If you walk about a block from St. Mary's Church towards State Street, you'll come across St. Peter's Episcopal Church. The congregation, established officially in 1715 at the request of Queen Anne, actually came into existence five years earlier as part of an Anglican missionary movement headed by Thomas Barclay, The original intent of the mission was to convert local Iroquois, but finding little success in this, Barclay began to minister to the British locals and some of the Dutch families in the area.
Mirroring St. Mary's, St. Peter's is also the third incarnation of the original church. Completed in 1717, the first building featured a simple design that remained unchanged (with the exception of the addition of a steeple in the 1750s) until the construction of the second building in 1803. It was during this time in 1758, that St. Peter's became the final resting place of Lord Howe, the commander of the British forces during the French and Indian War. Howe was killed in battle during an attempt to recapture Fort Ticonderoga, which French forces took in 1757. Howe remains the only British peer interred in the United States into the present day.
The second church, also designed by Philip Hooker, would only last about sixty years before the third and current design would be built. The third building was drawn up by Richard Upjohn, and his son, Richard M. Upjohn, one of the most prominent ecclesiastical architects of the 19th century. The current building features the Gothic Revival style of architecture, and this can be seen in the exterior of the building, The towers on the right of the church's front are one of the defining features of the Gothic Revival style, and the ornate decoration is distinctly Gothic as well. Regarding the subtitle, the gargoyles on the towers do act as drains for rainwater.

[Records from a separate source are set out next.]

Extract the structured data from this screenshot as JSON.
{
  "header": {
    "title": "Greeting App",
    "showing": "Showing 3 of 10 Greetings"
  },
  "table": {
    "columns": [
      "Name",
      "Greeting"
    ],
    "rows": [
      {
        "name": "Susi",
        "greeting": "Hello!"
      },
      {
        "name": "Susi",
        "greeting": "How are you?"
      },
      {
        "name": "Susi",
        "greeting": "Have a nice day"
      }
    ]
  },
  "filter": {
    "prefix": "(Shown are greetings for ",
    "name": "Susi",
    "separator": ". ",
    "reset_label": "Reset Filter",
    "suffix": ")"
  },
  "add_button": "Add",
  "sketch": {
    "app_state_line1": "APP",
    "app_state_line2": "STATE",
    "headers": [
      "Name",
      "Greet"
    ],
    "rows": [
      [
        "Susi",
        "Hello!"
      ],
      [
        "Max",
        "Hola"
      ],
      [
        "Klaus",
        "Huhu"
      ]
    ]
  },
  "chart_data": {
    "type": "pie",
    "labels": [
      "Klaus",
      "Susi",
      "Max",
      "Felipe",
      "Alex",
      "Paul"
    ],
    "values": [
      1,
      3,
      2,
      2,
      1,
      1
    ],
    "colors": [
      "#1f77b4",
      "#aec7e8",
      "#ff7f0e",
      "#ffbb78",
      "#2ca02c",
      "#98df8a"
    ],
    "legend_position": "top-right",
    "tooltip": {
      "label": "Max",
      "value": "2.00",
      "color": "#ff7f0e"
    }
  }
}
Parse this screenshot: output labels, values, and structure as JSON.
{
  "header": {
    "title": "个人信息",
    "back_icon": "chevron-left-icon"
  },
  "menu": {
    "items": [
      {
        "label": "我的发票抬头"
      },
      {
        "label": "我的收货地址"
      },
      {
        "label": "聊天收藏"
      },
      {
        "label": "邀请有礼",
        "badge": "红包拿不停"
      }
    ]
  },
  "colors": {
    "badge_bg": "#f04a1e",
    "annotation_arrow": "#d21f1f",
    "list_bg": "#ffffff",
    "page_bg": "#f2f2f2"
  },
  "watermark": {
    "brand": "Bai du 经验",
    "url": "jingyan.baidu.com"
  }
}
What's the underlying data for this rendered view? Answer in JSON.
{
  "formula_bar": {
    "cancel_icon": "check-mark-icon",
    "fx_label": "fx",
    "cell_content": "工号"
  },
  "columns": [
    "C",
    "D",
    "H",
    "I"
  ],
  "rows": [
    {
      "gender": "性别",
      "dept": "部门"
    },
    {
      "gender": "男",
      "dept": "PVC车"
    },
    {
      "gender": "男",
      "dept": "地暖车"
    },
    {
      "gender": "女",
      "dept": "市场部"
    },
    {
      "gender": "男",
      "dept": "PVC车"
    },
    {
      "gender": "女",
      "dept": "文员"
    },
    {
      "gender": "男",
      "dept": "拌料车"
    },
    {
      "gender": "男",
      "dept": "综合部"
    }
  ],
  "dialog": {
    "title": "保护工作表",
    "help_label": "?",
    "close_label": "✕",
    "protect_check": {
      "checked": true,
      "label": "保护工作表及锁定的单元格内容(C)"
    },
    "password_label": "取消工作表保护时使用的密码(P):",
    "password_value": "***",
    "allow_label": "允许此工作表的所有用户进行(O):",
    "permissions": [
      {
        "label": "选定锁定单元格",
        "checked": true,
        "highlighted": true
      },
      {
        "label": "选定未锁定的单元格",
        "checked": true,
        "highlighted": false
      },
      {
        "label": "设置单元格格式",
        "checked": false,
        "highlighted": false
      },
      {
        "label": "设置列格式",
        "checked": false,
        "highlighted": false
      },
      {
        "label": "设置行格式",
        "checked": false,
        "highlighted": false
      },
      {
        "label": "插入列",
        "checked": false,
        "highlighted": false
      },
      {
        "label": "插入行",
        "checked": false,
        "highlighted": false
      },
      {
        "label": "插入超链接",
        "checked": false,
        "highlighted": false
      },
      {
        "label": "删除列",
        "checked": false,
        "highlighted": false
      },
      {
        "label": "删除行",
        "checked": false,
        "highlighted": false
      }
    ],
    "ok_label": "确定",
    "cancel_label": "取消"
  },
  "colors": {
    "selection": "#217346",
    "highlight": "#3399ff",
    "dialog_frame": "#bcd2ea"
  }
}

St. Peter's Episcopal Church was added to the National Register of Historic Places in 1972, and also became a National Historic Landmark in 1980.